Guye Adola proved a revelation on his marathon debut. Asked subsequently how he felt as he entered unknown territory in the marathon, he replied: “I enjoyed it, I enjoyed all of it, including the second half of the race – apart, that is, from the last two kilometres.”
In the women’s race a quartet of Gladys Cherono, Ruti Aga, Valary Aiyabei and Amane Beriso reached halfway in 69:40. The pace put the course record of Japan’s Mizuki Noguchi under threat, who ran 2:19:12 twelve years ago. At 30k Beriso dropped off the pace. Shortly before 35k the favourite Gladys Cherono broke away from Aiyabei and Aga. Although the Kenyan couldn’t maintain the same tempo in the closing stages, she was overjoyed at the finish: “After I was injured last year and had two successive stress fractures, this is a great success for me. I thought then I might not be able to regain this kind of level but now I have and believe I can also improve on my best time,” said the 34-year-old Cherono.

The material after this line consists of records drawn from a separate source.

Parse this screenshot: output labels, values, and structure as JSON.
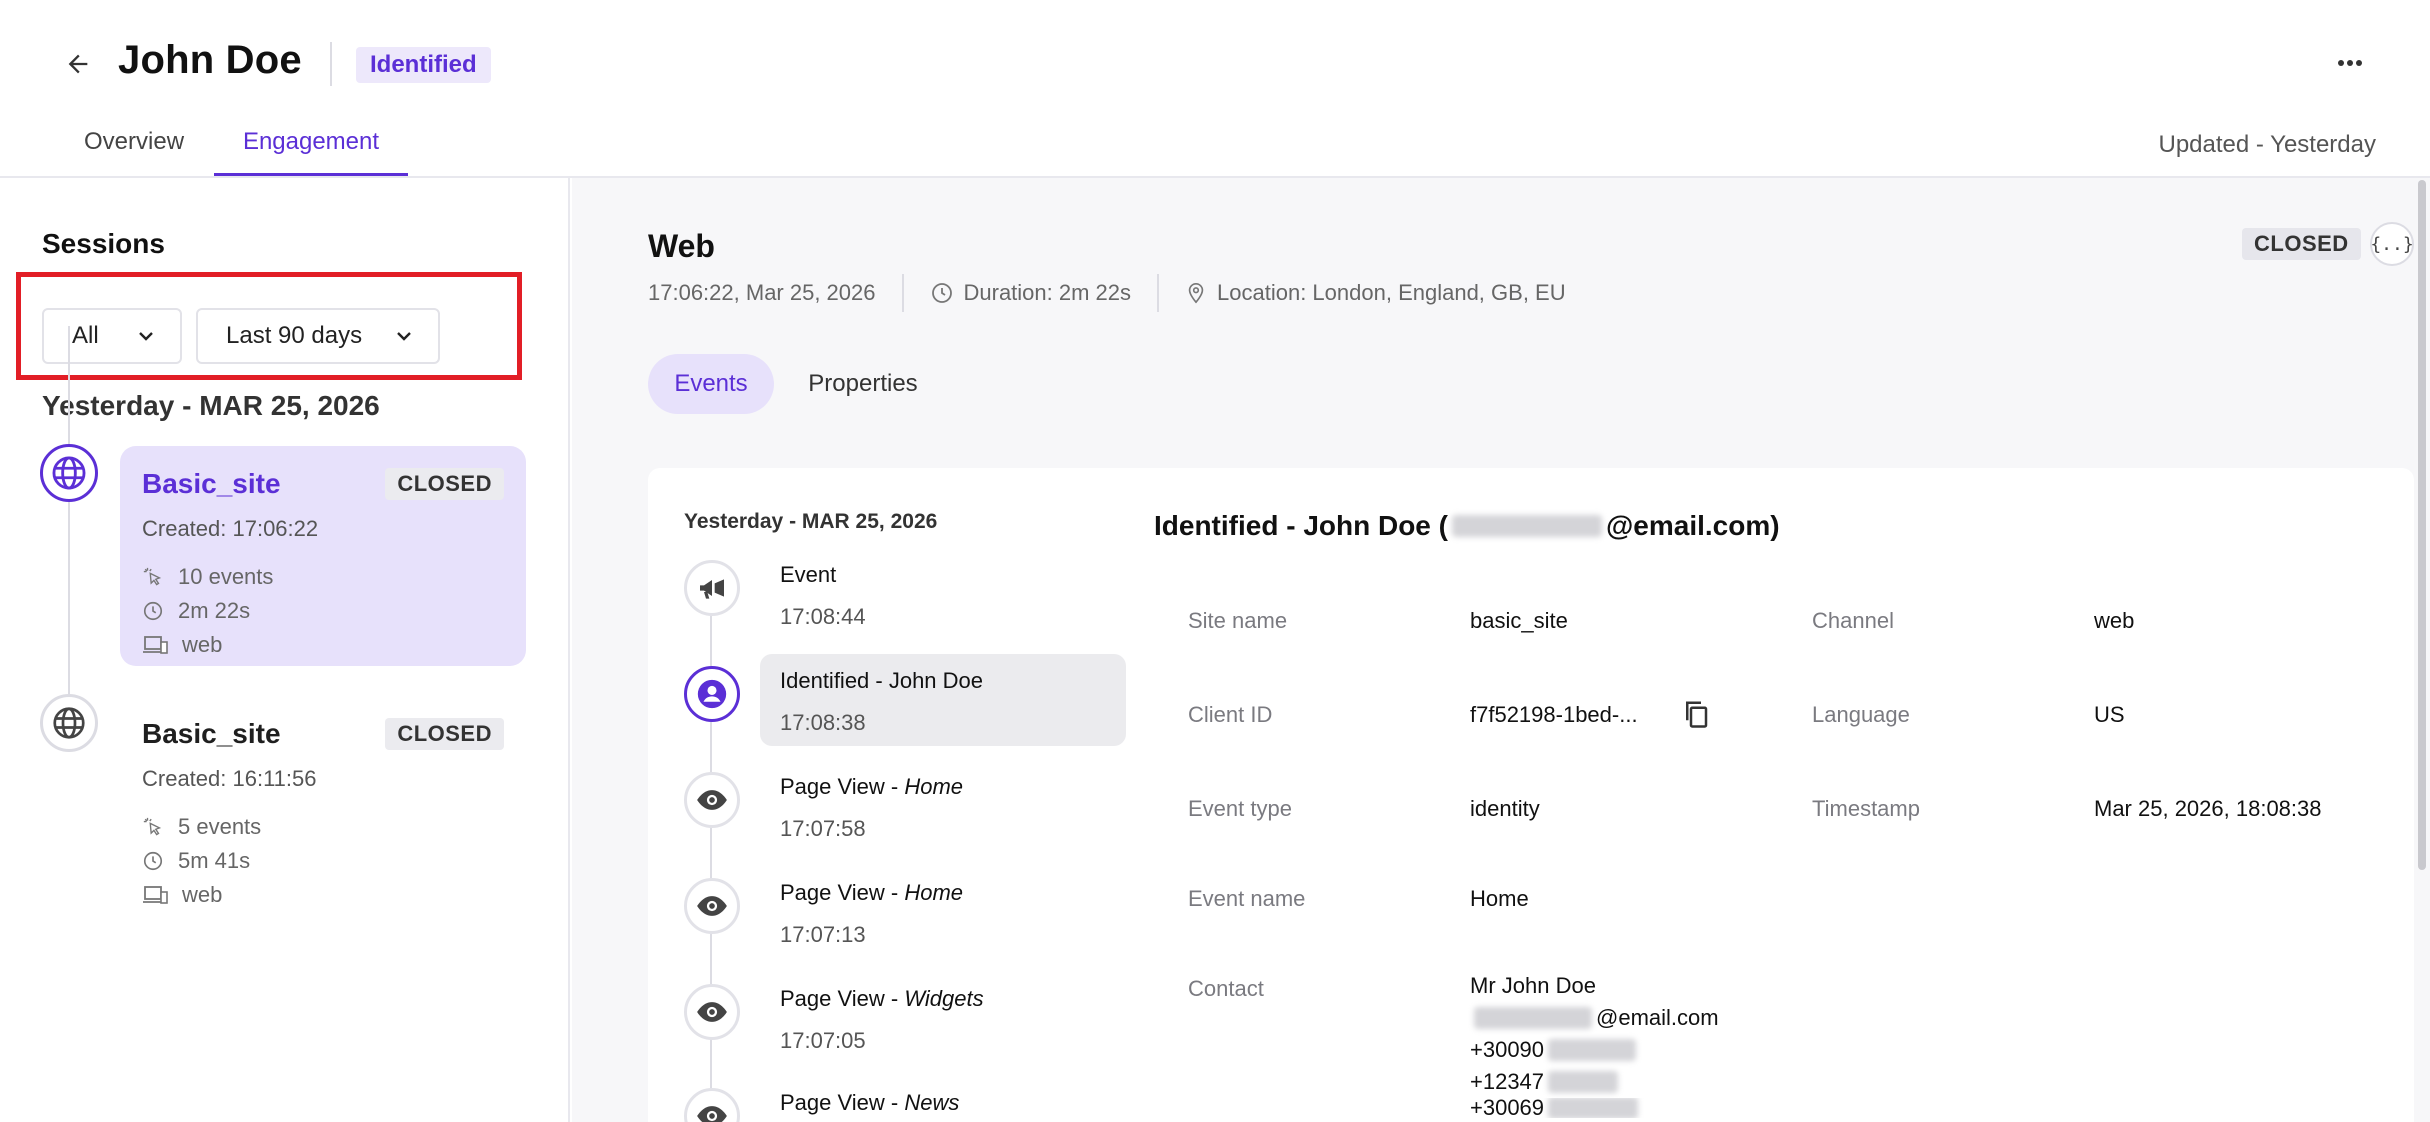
{
  "header": {
    "title": "John Doe",
    "status": "Identified",
    "tabs": [
      {
        "label": "Overview",
        "active": false
      },
      {
        "label": "Engagement",
        "active": true
      }
    ],
    "updated": "Updated - Yesterday",
    "icons": {
      "back": "arrow-left-icon",
      "more": "more-horizontal-icon"
    }
  },
  "sidebar": {
    "heading": "Sessions",
    "filters": {
      "type": "All",
      "range": "Last 90 days"
    },
    "date_group": "Yesterday - MAR 25, 2026",
    "sessions": [
      {
        "name": "Basic_site",
        "status": "CLOSED",
        "created": "Created: 17:06:22",
        "events": "10 events",
        "duration": "2m 22s",
        "channel": "web",
        "active": true
      },
      {
        "name": "Basic_site",
        "status": "CLOSED",
        "created": "Created: 16:11:56",
        "events": "5 events",
        "duration": "5m 41s",
        "channel": "web",
        "active": false
      }
    ]
  },
  "main": {
    "title": "Web",
    "timestamp": "17:06:22, Mar 25, 2026",
    "duration": "Duration: 2m 22s",
    "location": "Location: London, England, GB, EU",
    "status": "CLOSED",
    "json_button": "{..}",
    "tabs": [
      {
        "label": "Events",
        "active": true
      },
      {
        "label": "Properties",
        "active": false
      }
    ],
    "events_date": "Yesterday - MAR 25, 2026",
    "events": [
      {
        "label": "Event",
        "detail": "",
        "time": "17:08:44",
        "icon": "megaphone-icon"
      },
      {
        "label": "Identified - John Doe",
        "detail": "",
        "time": "17:08:38",
        "icon": "user-icon",
        "selected": true
      },
      {
        "label": "Page View - ",
        "detail": "Home",
        "time": "17:07:58",
        "icon": "eye-icon"
      },
      {
        "label": "Page View - ",
        "detail": "Home",
        "time": "17:07:13",
        "icon": "eye-icon"
      },
      {
        "label": "Page View - ",
        "detail": "Widgets",
        "time": "17:07:05",
        "icon": "eye-icon"
      },
      {
        "label": "Page View - ",
        "detail": "News",
        "time": "",
        "icon": "eye-icon"
      }
    ],
    "detail": {
      "title_prefix": "Identified - John Doe (",
      "title_suffix": "@email.com)",
      "fields": {
        "site_name_label": "Site name",
        "site_name": "basic_site",
        "channel_label": "Channel",
        "channel": "web",
        "client_id_label": "Client ID",
        "client_id": "f7f52198-1bed-...",
        "language_label": "Language",
        "language": "US",
        "event_type_label": "Event type",
        "event_type": "identity",
        "timestamp_label": "Timestamp",
        "timestamp": "Mar 25, 2026, 18:08:38",
        "event_name_label": "Event name",
        "event_name": "Home",
        "contact_label": "Contact",
        "contact_name": "Mr John Doe",
        "contact_email_suffix": "@email.com",
        "phone1_prefix": "+30090",
        "phone2_prefix": "+12347",
        "phone3_prefix": "+30069"
      }
    }
  },
  "colors": {
    "accent": "#5b2fd6",
    "accent_soft": "#e7e1fb",
    "highlight": "#e21e26"
  }
}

1. Eliud Kipchoge KEN 2:03:32
2. Guye Adola ETH 2:03:46
3. Mosinet Geremew ETH 2:06:12
4. Felix Kandie KEN 2:06:13
5. Vincent Kipruto KEN 2:06:14
6. Yuta Shitara JPN 2:09:03
7. Hiroaki Sano JPN 2:11:24
8. Ryan Vail USA 2:12:40
1. Gladys Cherono KEN 2:20:23
2. Ruti Aga ETH 2:20:41
3. Valary Aiyabei KEN 2:20:53
4. Helen Tola ETH 2:22:51
5. Anna Hahner GER 2:28:32
6. Catherine Bertone ITA 2:28:34
7. Sonia Samuels GBR 2:29:34
8. Azucena Diaz ESP 2:30:31